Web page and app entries
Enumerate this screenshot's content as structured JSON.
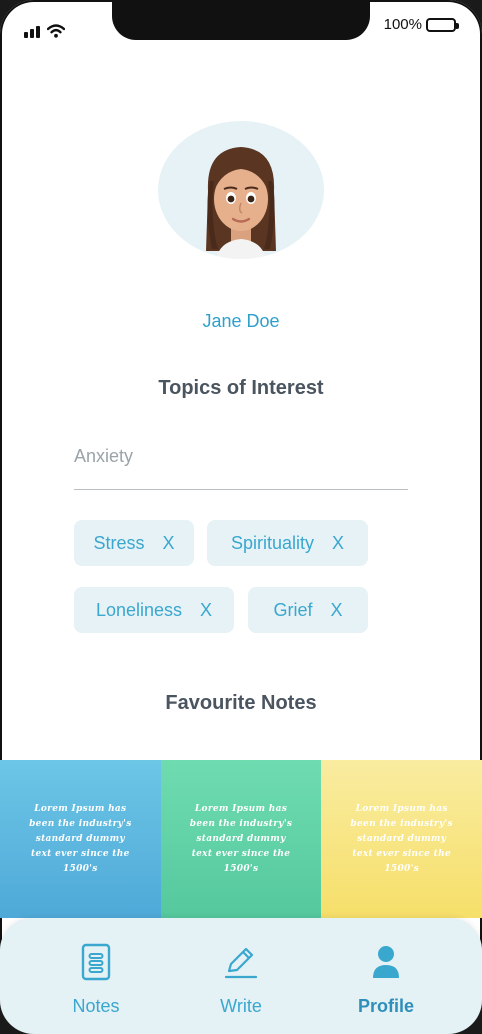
{
  "status_bar": {
    "battery": "100%",
    "icons": [
      "signal-icon",
      "wifi-icon",
      "battery-icon"
    ]
  },
  "profile": {
    "name": "Jane Doe",
    "avatar_icon": "memoji-avatar"
  },
  "topics": {
    "title": "Topics of Interest",
    "input_placeholder": "Anxiety",
    "chips": [
      {
        "label": "Stress",
        "remove": "X"
      },
      {
        "label": "Spirituality",
        "remove": "X"
      },
      {
        "label": "Loneliness",
        "remove": "X"
      },
      {
        "label": "Grief",
        "remove": "X"
      }
    ]
  },
  "favourites": {
    "title": "Favourite Notes",
    "notes": [
      {
        "text": "Lorem Ipsum has been the industry's standard dummy text ever since the 1500's",
        "color": "#5fb8e0"
      },
      {
        "text": "Lorem Ipsum has been the industry's standard dummy text ever since the 1500's",
        "color": "#62d4a8"
      },
      {
        "text": "Lorem Ipsum has been the industry's standard dummy text ever since the 1500's",
        "color": "#f7e585"
      }
    ]
  },
  "tabbar": {
    "tabs": [
      {
        "label": "Notes",
        "icon": "notes-icon",
        "active": false
      },
      {
        "label": "Write",
        "icon": "pencil-icon",
        "active": false
      },
      {
        "label": "Profile",
        "icon": "user-icon",
        "active": true
      }
    ]
  },
  "colors": {
    "accent": "#3aa7cf",
    "chip_bg": "#e6f2f6",
    "tabbar_bg": "#e4f1f5"
  }
}
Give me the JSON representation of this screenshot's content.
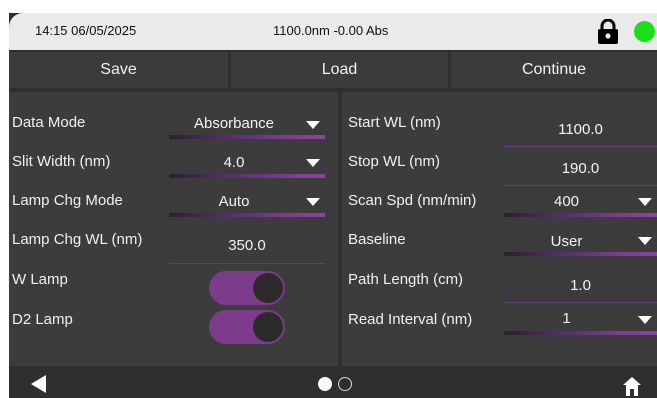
{
  "status": {
    "time": "14:15 06/05/2025",
    "reading": "1100.0nm -0.00 Abs",
    "lock_icon": "lock-icon",
    "indicator_color": "#19e019"
  },
  "toolbar": {
    "save": "Save",
    "load": "Load",
    "continue": "Continue"
  },
  "left": {
    "data_mode": {
      "label": "Data Mode",
      "value": "Absorbance"
    },
    "slit_width": {
      "label": "Slit Width (nm)",
      "value": "4.0"
    },
    "lamp_chg_mode": {
      "label": "Lamp Chg Mode",
      "value": "Auto"
    },
    "lamp_chg_wl": {
      "label": "Lamp Chg WL (nm)",
      "value": "350.0"
    },
    "w_lamp": {
      "label": "W Lamp",
      "state": "on"
    },
    "d2_lamp": {
      "label": "D2 Lamp",
      "state": "on"
    }
  },
  "right": {
    "start_wl": {
      "label": "Start WL (nm)",
      "value": "1100.0"
    },
    "stop_wl": {
      "label": "Stop WL (nm)",
      "value": "190.0"
    },
    "scan_spd": {
      "label": "Scan Spd (nm/min)",
      "value": "400"
    },
    "baseline": {
      "label": "Baseline",
      "value": "User"
    },
    "path_length": {
      "label": "Path Length (cm)",
      "value": "1.0"
    },
    "read_interval": {
      "label": "Read Interval (nm)",
      "value": "1"
    }
  },
  "nav": {
    "page": 1,
    "pages": 2,
    "back_icon": "back-arrow-icon",
    "home_icon": "home-icon"
  },
  "colors": {
    "accent": "#7d3b8c",
    "panel": "#3c3c3c",
    "background": "#2f2f2f"
  }
}
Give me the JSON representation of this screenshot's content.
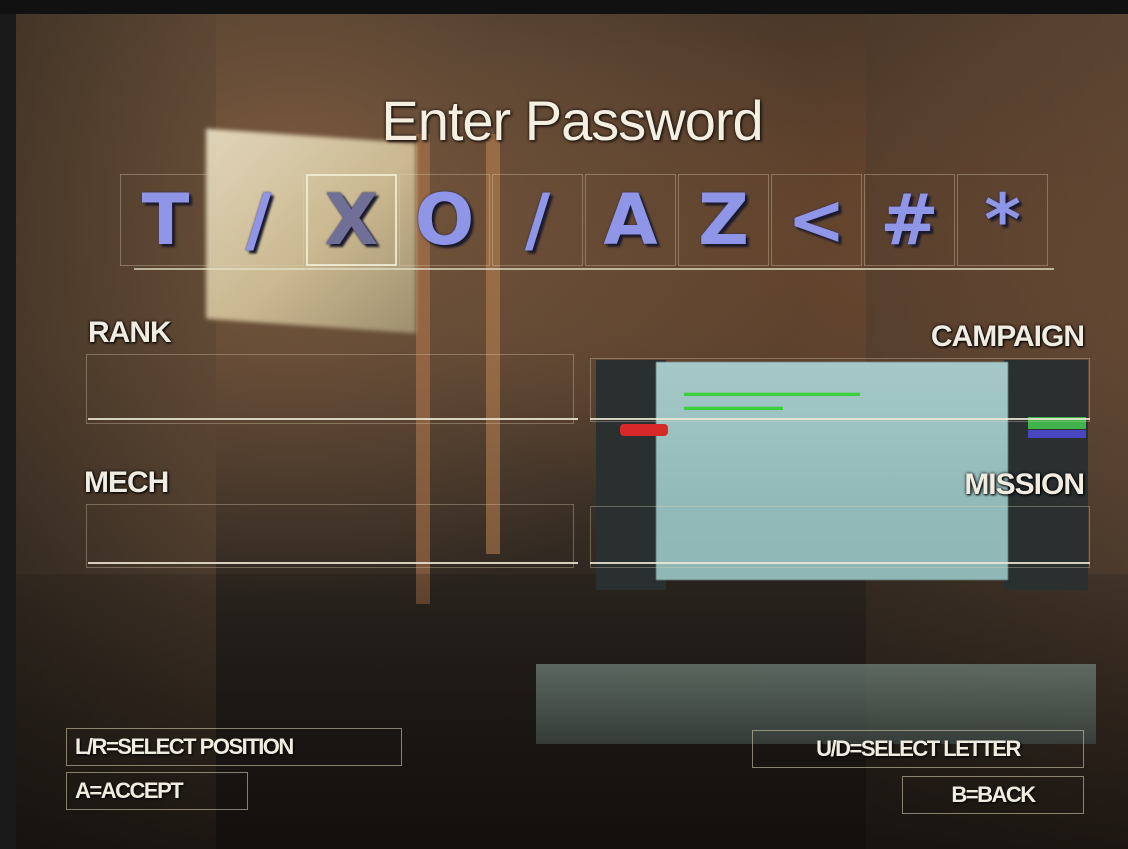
{
  "title": "Enter Password",
  "password_chars": [
    {
      "glyph": "T",
      "selected": false
    },
    {
      "glyph": "/",
      "selected": false
    },
    {
      "glyph": "X",
      "selected": true
    },
    {
      "glyph": "O",
      "selected": false
    },
    {
      "glyph": "/",
      "selected": false
    },
    {
      "glyph": "A",
      "selected": false
    },
    {
      "glyph": "Z",
      "selected": false
    },
    {
      "glyph": "<",
      "selected": false
    },
    {
      "glyph": "#",
      "selected": false
    },
    {
      "glyph": "*",
      "selected": false
    }
  ],
  "fields": {
    "rank": "RANK",
    "campaign": "CAMPAIGN",
    "mech": "MECH",
    "mission": "MISSION"
  },
  "controls": {
    "select_position": "L/R=SELECT POSITION",
    "accept": "A=ACCEPT",
    "select_letter": "U/D=SELECT LETTER",
    "back": "B=BACK"
  },
  "colors": {
    "glyph": "#8f96e8",
    "text": "#f0ece2"
  }
}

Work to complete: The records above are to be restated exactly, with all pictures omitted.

Written solution:
Enumerate this screenshot's content as structured JSON.
{
  "status_bar": {
    "battery": "100%",
    "icons": [
      "signal-icon",
      "wifi-icon",
      "battery-icon"
    ]
  },
  "profile": {
    "name": "Jane Doe",
    "avatar_icon": "memoji-avatar"
  },
  "topics": {
    "title": "Topics of Interest",
    "input_placeholder": "Anxiety",
    "chips": [
      {
        "label": "Stress",
        "remove": "X"
      },
      {
        "label": "Spirituality",
        "remove": "X"
      },
      {
        "label": "Loneliness",
        "remove": "X"
      },
      {
        "label": "Grief",
        "remove": "X"
      }
    ]
  },
  "favourites": {
    "title": "Favourite Notes",
    "notes": [
      {
        "text": "Lorem Ipsum has been the industry's standard dummy text ever since the 1500's",
        "color": "#5fb8e0"
      },
      {
        "text": "Lorem Ipsum has been the industry's standard dummy text ever since the 1500's",
        "color": "#62d4a8"
      },
      {
        "text": "Lorem Ipsum has been the industry's standard dummy text ever since the 1500's",
        "color": "#f7e585"
      }
    ]
  },
  "tabbar": {
    "tabs": [
      {
        "label": "Notes",
        "icon": "notes-icon",
        "active": false
      },
      {
        "label": "Write",
        "icon": "pencil-icon",
        "active": false
      },
      {
        "label": "Profile",
        "icon": "user-icon",
        "active": true
      }
    ]
  },
  "colors": {
    "accent": "#3aa7cf",
    "chip_bg": "#e6f2f6",
    "tabbar_bg": "#e4f1f5"
  }
}
Give me the JSON representation of this screenshot's content.
{
  "status": {
    "time": "14:15 06/05/2025",
    "reading": "1100.0nm -0.00 Abs",
    "lock_icon": "lock-icon",
    "indicator_color": "#19e019"
  },
  "toolbar": {
    "save": "Save",
    "load": "Load",
    "continue": "Continue"
  },
  "left": {
    "data_mode": {
      "label": "Data Mode",
      "value": "Absorbance"
    },
    "slit_width": {
      "label": "Slit Width (nm)",
      "value": "4.0"
    },
    "lamp_chg_mode": {
      "label": "Lamp Chg Mode",
      "value": "Auto"
    },
    "lamp_chg_wl": {
      "label": "Lamp Chg WL (nm)",
      "value": "350.0"
    },
    "w_lamp": {
      "label": "W Lamp",
      "state": "on"
    },
    "d2_lamp": {
      "label": "D2 Lamp",
      "state": "on"
    }
  },
  "right": {
    "start_wl": {
      "label": "Start WL (nm)",
      "value": "1100.0"
    },
    "stop_wl": {
      "label": "Stop WL (nm)",
      "value": "190.0"
    },
    "scan_spd": {
      "label": "Scan Spd (nm/min)",
      "value": "400"
    },
    "baseline": {
      "label": "Baseline",
      "value": "User"
    },
    "path_length": {
      "label": "Path Length (cm)",
      "value": "1.0"
    },
    "read_interval": {
      "label": "Read Interval (nm)",
      "value": "1"
    }
  },
  "nav": {
    "page": 1,
    "pages": 2,
    "back_icon": "back-arrow-icon",
    "home_icon": "home-icon"
  },
  "colors": {
    "accent": "#7d3b8c",
    "panel": "#3c3c3c",
    "background": "#2f2f2f"
  }
}
Give me the JSON representation of this screenshot's content.
{
  "title": "Enter Password",
  "password_chars": [
    {
      "glyph": "T",
      "selected": false
    },
    {
      "glyph": "/",
      "selected": false
    },
    {
      "glyph": "X",
      "selected": true
    },
    {
      "glyph": "O",
      "selected": false
    },
    {
      "glyph": "/",
      "selected": false
    },
    {
      "glyph": "A",
      "selected": false
    },
    {
      "glyph": "Z",
      "selected": false
    },
    {
      "glyph": "<",
      "selected": false
    },
    {
      "glyph": "#",
      "selected": false
    },
    {
      "glyph": "*",
      "selected": false
    }
  ],
  "fields": {
    "rank": "RANK",
    "campaign": "CAMPAIGN",
    "mech": "MECH",
    "mission": "MISSION"
  },
  "controls": {
    "select_position": "L/R=SELECT POSITION",
    "accept": "A=ACCEPT",
    "select_letter": "U/D=SELECT LETTER",
    "back": "B=BACK"
  },
  "colors": {
    "glyph": "#8f96e8",
    "text": "#f0ece2"
  }
}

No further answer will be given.